When the Sun Goes Down
Whatever People Say I Am, That's What I'm Not, Domino, 2006.
By distilling the sounds of Franz Ferdinand, the Clash, the Strokes, and the Libertines into a hybrid of swaggering indie rock and danceable neo-punk, the Arctic Monkeys became one of the U.K.'s biggest bands of the new millennium. Their meteoric rise began in 2005, when the teenaged bandmates fielded offers from major labels and drew a sold-out crowd to the London Astoria, using little more than a self-released EP as bait. Several months later, Whatever People Say I Am, That's What I'm Not became the fastest-selling debut album in British history, entrenching the Arctic Monkeys in the same circle as multi-platinum acts like Oasis and Blur.

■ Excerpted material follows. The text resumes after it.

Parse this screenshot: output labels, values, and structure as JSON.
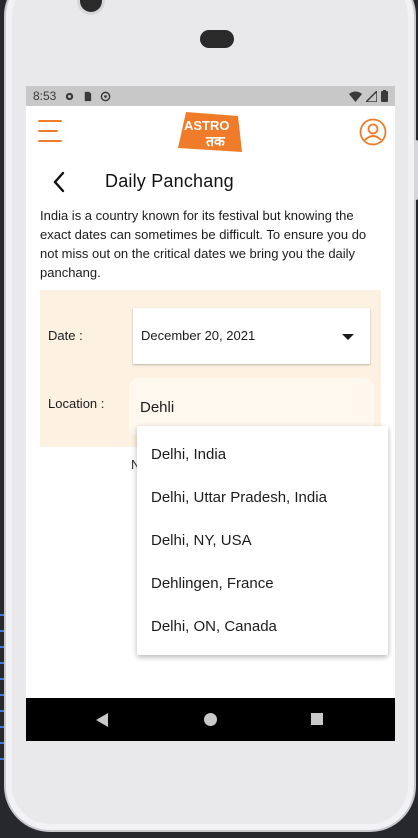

Frontman Alex Turner and guitarist Jamie Cook began their music careers in 2001, when the friends both received guitars for Christmas. Two years later, they began performing shows around their native Sheffield with drummer Matt Helders and bassist Andy Nicholson, two fellow students at Stocksbridge High School. A series of demo recordings followed, and the Arctic Monkeys' audience swelled as fans circulated those recordings via the Internet. The musicians soon found themselves at the center of a growing media circus, with such outlets as BBC Radio examining the band's music and mounting hype.
By distributing their homemade material on the Internet, the Arctic Monkeys were able to build a rabid fan base without the help of a record label, effectively circumventing the usual road to superstardom. They continued to buck tradition by signing with Domino Records in 2005, eschewing a major label's help for Domino's D.I.Y. mentality and hip roster (which also included Franz Ferdinand, a touchstone for the band's sound). The smart moves paid off as the Arctic Monkeys' first two singles -- "I Bet You Look Good on the Dancefloor" and "When the Sun Goes Down" -- both topped the U.K. charts. Critical reception was similarly favorable, but few could have predicted the whirlwind success of the band's debut album, which ousted Oasis' Definitely Maybe as the fastest-selling debut in British history (a record that was lost one year later to Leona Lewis' Spirit). Whatever People Say I Am, That's What I'm Not sold 363,735 copies during its first week alone, transforming the Arctic Monkeys from underground stars into mainstream figures.
The Arctic Monkeys' debut sold approximately 300,000 total copies in America -- enough to warrant more media coverage, but notably less than the album's British sales during its first week alone. Nevertheless, the band's success continued as they released a spring EP, Who the F**k Are Arctic Monkeys, and prepared for a stateside tour. Temporary bassist Nick O'Malley was brought aboard for the band's American shows, while a fatigued Nicholson stayed at home. Nicholson then announced his official departure when the band returned home in June 2006, and O'Malley remained with the Arctic Monkeys as a permanent member. That fall, the musicians received the 2006 Mercury Prize and donated the accompanying money to an undisclosed charity. Additional accolades included Best British Breakthrough Act at the Brit Awards and Best New Band at the NME Awards. NME also made a bold assertion by deeming the band's debut one of the Top Five British albums ever released.
Released in April 2007, Favourite Worst Nightmare updated the the Arctic Monkeys' sound with louder instruments and faster tempos. The bandmates had recorded the sophomore album quickly, wishing to return to the road as soon as possible, and the speedy turnaround between records only helped solidify the band's popularity at home. Favourite Worst Nightmare sold 85,000 copies during its first day of release, while all 12 tracks entered the Top 200 of the U.K. singles charts. As Alex Turner briefly turned his attention to a side project, the Last Shadow Puppets, the Arctic Monkeys received another Mercury Prize nomination and took home two titles at the 2008 Brit Awards.
Recording sessions for a third album commenced in early 2008 and lasted throughout the year. Meanwhile, the band released a concert album entitled Arctic Monkeys at the Apollo -- with accompanying video footage captured on 35mm film -- to maintain their prolific pace. ~ All Music Guide
Source: Andrew Leahey